## Work request
A single number is the answer: the count of lines in these records with "duration" in them.
______________________________
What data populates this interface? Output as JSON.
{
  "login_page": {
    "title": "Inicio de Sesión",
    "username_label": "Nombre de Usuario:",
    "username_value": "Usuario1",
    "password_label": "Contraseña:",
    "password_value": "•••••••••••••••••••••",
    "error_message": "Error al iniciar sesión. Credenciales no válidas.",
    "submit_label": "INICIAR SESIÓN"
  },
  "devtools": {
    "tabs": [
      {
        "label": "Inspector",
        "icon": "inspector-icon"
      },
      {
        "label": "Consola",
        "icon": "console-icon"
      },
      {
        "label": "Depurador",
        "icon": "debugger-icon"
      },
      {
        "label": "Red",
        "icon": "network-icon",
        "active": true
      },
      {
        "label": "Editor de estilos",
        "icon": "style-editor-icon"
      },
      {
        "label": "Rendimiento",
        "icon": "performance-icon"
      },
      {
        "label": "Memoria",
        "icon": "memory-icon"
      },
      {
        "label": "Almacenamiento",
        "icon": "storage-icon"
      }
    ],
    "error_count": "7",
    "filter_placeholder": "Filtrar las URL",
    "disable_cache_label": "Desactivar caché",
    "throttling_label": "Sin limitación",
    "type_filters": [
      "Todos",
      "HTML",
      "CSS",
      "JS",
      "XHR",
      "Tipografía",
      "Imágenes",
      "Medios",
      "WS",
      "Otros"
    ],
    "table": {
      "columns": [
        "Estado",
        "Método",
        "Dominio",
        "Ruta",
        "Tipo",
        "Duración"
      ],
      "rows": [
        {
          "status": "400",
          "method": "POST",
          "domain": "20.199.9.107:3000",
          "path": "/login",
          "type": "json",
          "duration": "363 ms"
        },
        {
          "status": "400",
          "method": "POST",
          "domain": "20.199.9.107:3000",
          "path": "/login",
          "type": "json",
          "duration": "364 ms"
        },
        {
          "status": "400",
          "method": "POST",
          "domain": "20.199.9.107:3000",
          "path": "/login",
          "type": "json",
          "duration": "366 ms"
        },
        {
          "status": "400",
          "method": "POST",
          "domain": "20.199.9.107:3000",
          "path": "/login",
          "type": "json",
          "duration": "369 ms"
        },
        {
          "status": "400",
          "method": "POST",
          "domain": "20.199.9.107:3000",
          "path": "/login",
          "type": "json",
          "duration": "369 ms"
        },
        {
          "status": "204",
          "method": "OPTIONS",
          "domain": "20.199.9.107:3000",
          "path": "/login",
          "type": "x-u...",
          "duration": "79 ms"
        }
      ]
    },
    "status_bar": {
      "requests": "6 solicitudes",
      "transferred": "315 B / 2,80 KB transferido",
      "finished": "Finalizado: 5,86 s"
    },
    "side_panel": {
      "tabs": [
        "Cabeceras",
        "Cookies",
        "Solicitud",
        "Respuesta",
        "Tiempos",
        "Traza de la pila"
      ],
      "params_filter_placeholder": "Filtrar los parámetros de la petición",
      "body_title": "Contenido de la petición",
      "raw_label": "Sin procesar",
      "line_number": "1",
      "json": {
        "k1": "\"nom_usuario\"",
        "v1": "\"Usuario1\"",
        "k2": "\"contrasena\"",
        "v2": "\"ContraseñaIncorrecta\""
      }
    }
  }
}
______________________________
## Task answer
6